Install locks high and out of the reach of young children on every door and window that leads to the pool area. Some drownings happen because a parent didn’t know their toddler had figured out the door knob or lock and the simply walked out on their own. Don’t forget sliding glass doors that small children can slide open.
4. Pool Safety Fence
Perhaps one of the most reassuring steps is installing a pool fence. Fences should be at least 4′ tall and have a self-closing, self-latching gate. Mesh pool safety fence, like Life Saver Pool Fence, has proven to be an effective layer of protection with a transparent and aesthetically pleasing look that is easy to remove and reinstall by the homeowner. The best protection is to surround the pool with the fence, so there are no doors or windows leading directly from the home into the pool area.
“You cannot drown-proof a child, but every layer of protection that you add significantly reduces the chance of a child drowning incident– the more, the better. Of those steps, pool safety fencing is arguably the most effective at preventing fatal drowning incidents because it physically prevents access to the pool, making your pool safer for your children and your neighbors,” says Eric Lupton, President of Life Saver Pool Fence.
5. Pool Alarms
Drownings aren’t like in the movies and a child won’t cry for help.
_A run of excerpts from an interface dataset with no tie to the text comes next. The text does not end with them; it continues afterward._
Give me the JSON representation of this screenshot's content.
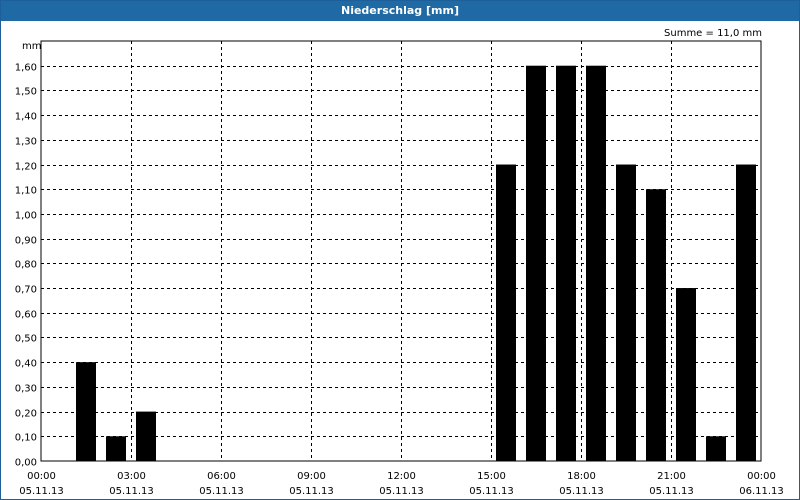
{
  "window": {
    "title": "Niederschlag [mm]"
  },
  "chart_data": {
    "type": "bar",
    "title": "Niederschlag [mm]",
    "ylabel": "mm",
    "summary": "Summe = 11,0 mm",
    "ylim": [
      0,
      1.7
    ],
    "yticks": [
      "0,00",
      "0,10",
      "0,20",
      "0,30",
      "0,40",
      "0,50",
      "0,60",
      "0,70",
      "0,80",
      "0,90",
      "1,00",
      "1,10",
      "1,20",
      "1,30",
      "1,40",
      "1,50",
      "1,60"
    ],
    "xlim_hours": [
      0,
      24
    ],
    "xticks": [
      {
        "time": "00:00",
        "date": "05.11.13"
      },
      {
        "time": "03:00",
        "date": "05.11.13"
      },
      {
        "time": "06:00",
        "date": "05.11.13"
      },
      {
        "time": "09:00",
        "date": "05.11.13"
      },
      {
        "time": "12:00",
        "date": "05.11.13"
      },
      {
        "time": "15:00",
        "date": "05.11.13"
      },
      {
        "time": "18:00",
        "date": "05.11.13"
      },
      {
        "time": "21:00",
        "date": "05.11.13"
      },
      {
        "time": "00:00",
        "date": "06.11.13"
      }
    ],
    "hours": [
      0.5,
      1.5,
      2.5,
      3.5,
      4.5,
      5.5,
      6.5,
      7.5,
      8.5,
      9.5,
      10.5,
      11.5,
      12.5,
      13.5,
      14.5,
      15.5,
      16.5,
      17.5,
      18.5,
      19.5,
      20.5,
      21.5,
      22.5,
      23.5
    ],
    "values": [
      0,
      0.4,
      0.1,
      0.2,
      0,
      0,
      0,
      0,
      0,
      0,
      0,
      0,
      0,
      0,
      0,
      1.2,
      1.6,
      1.6,
      1.6,
      1.2,
      1.1,
      0.7,
      0.1,
      1.2
    ],
    "grid": true,
    "bar_color": "#000000"
  }
}
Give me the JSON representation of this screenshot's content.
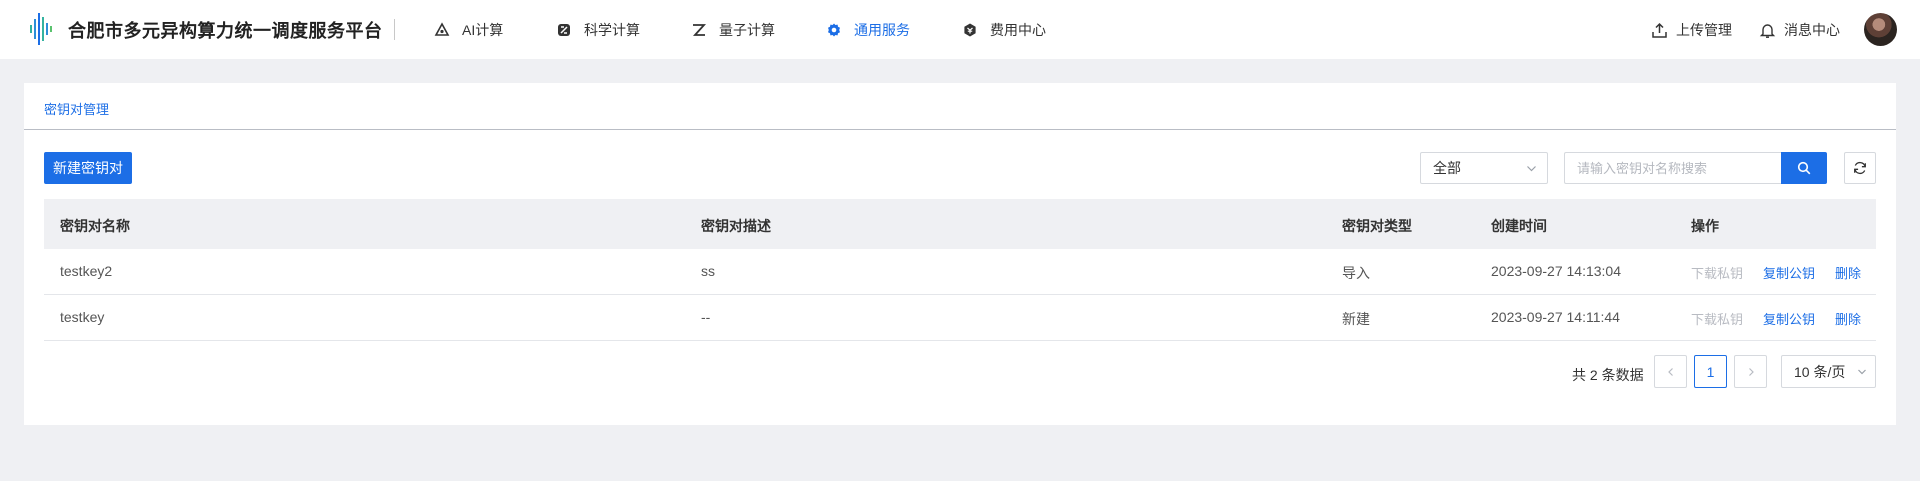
{
  "header": {
    "brand": "合肥市多元异构算力统一调度服务平台",
    "nav": [
      {
        "label": "AI计算",
        "icon": "ai-compute-icon",
        "active": false
      },
      {
        "label": "科学计算",
        "icon": "science-compute-icon",
        "active": false
      },
      {
        "label": "量子计算",
        "icon": "quantum-compute-icon",
        "active": false
      },
      {
        "label": "通用服务",
        "icon": "gear-icon",
        "active": true
      },
      {
        "label": "费用中心",
        "icon": "billing-icon",
        "active": false
      }
    ],
    "upload_label": "上传管理",
    "messages_label": "消息中心",
    "accent_color": "#1c6ee6"
  },
  "page": {
    "title": "密钥对管理",
    "new_button": "新建密钥对",
    "filter_selected": "全部",
    "search_placeholder": "请输入密钥对名称搜索"
  },
  "table": {
    "columns": [
      "密钥对名称",
      "密钥对描述",
      "密钥对类型",
      "创建时间",
      "操作"
    ],
    "rows": [
      {
        "name": "testkey2",
        "description": "ss",
        "type": "导入",
        "created": "2023-09-27 14:13:04",
        "ops": {
          "download": "下载私钥",
          "copy": "复制公钥",
          "delete": "删除"
        }
      },
      {
        "name": "testkey",
        "description": "--",
        "type": "新建",
        "created": "2023-09-27 14:11:44",
        "ops": {
          "download": "下载私钥",
          "copy": "复制公钥",
          "delete": "删除"
        }
      }
    ]
  },
  "pagination": {
    "total_text": "共 2 条数据",
    "current_page": "1",
    "page_size": "10 条/页"
  }
}
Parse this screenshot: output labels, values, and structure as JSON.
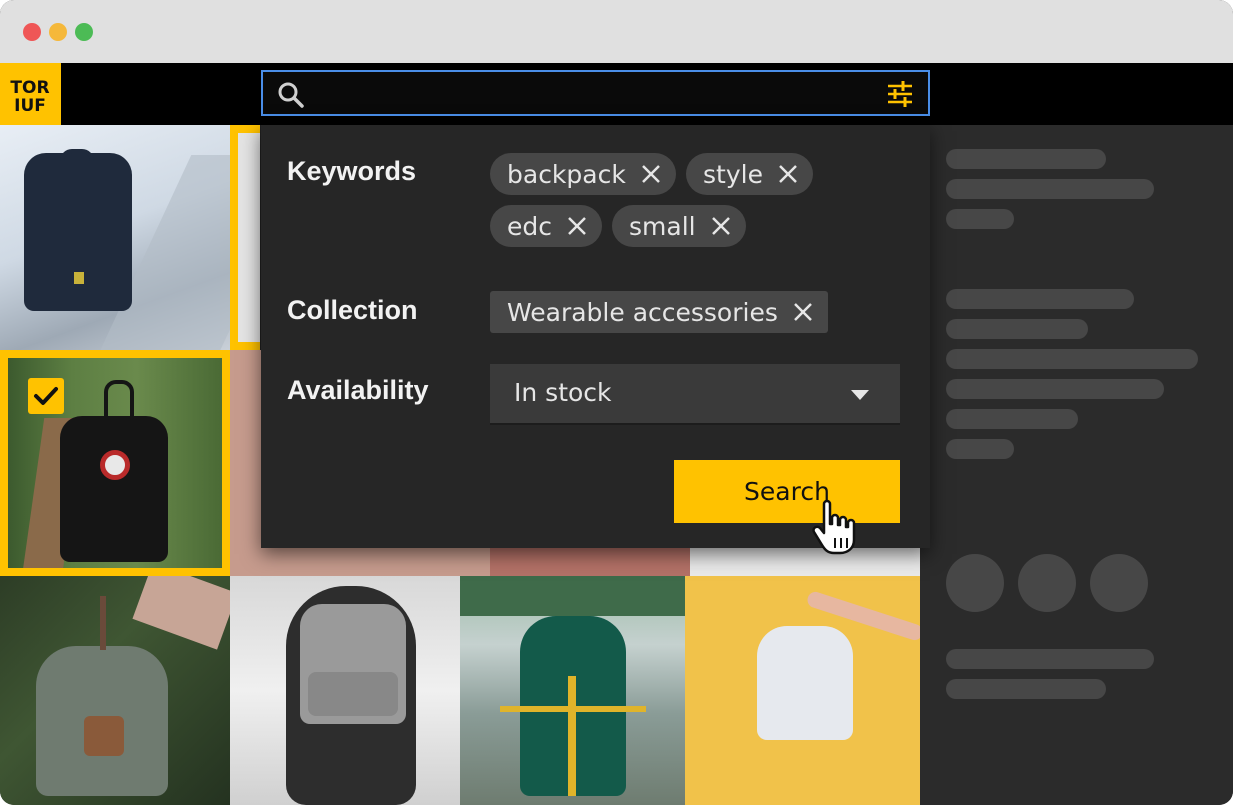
{
  "window": {
    "controls": [
      "close",
      "minimize",
      "zoom"
    ]
  },
  "appbar": {
    "logo_text_top": "TOR",
    "logo_text_bottom": "IUF",
    "search_placeholder": "",
    "search_value": ""
  },
  "filters": {
    "keywords_label": "Keywords",
    "keywords": [
      "backpack",
      "style",
      "edc",
      "small"
    ],
    "collection_label": "Collection",
    "collection": "Wearable accessories",
    "availability_label": "Availability",
    "availability_value": "In stock",
    "search_button": "Search"
  },
  "grid": {
    "selected_tile": 3
  },
  "colors": {
    "accent": "#ffc200",
    "focus_border": "#4a8ee8",
    "panel_bg": "#262626",
    "chip_bg": "#474747",
    "appbar_bg": "#000000"
  },
  "icons": [
    "search-icon",
    "sliders-icon",
    "close-icon",
    "chevron-down-icon",
    "checkmark-icon",
    "hand-pointer-icon"
  ]
}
They often slip under water without realize what is happening or making a sound. Alarms break that silence. There are many options including simple contact alarms for doors and windows, as well as alarms for pool gates that use an adult bypass switch.
Surface pool alarms will trigger an alarm inside the home when the water’s surface is broken. However, a small child could quietly walk down the steps and slip under water without making a big splash or setting off the alarm.
Subsurface pool alarms detect disturbances beneath the surface. They are less prone to false triggers than floating alarms and more reliable than surface alarms.
6. Child Immersion Alarms
The safest protection you can have for your child is a wearable immersion alarm, like the Safety Turtle, which triggers an alarm inside the house if the sensor gets wet. It resembles a watch and can protect against all water hazards including a neighbor’s pool, ponds, and rivers. It’s also a great option to use when visiting friends, renting a home or on vacation.
7. No doggy doors
Any pet doors that grant access the pool should also be shut. However, toddlers are known to mimic their pets and may follow them right out the doggy door and into the pool area putting them at risk of falling in. If possible, make sure the doggy door does not open to the pool area.
8. Clear out pool area after swimming
Never leave toys or objects in the pool that could attract a child to the water. Children who are in pursuit of a toy won’t think twice about breaking the rules to get it.
Also make sure you move any tables or chairs away from the pool fence so they cannot be used to climb over. Isolate the pool area to be used for swimming only, so children don’t get used to being near the pool when parents are not around.
9. Swimming Lessons
As soon as a parent and pediatricians feel comfortable, all children should receive swimming lessons. Some organizations even offer training for infants to roll over and float, and to swim to the edge of the pool in case they fall in.
No matter how much instruction your child has, it’s important to give them a refresher if they have not been swimming in a while, like the winter months. That’s true even in warm weather states, like Florida, Arizona, and California where drowning is the number one cause of death for children under five.
Every parent, babysitter, and teenager should also be trained in CPR. This training is essential to get oxygen to the brain and can make the difference between life, permanent disability, and death.
“No matter how hard we try, there are going to be brief moments when we are not looking directly at our children. Someone knocks on the door, the phone rings, your older child runs inside with a bloody nose — life happens. Implementing multiple layers of protection is the best way to make sure that these distractions don’t turn into tragedy,” says Lupton.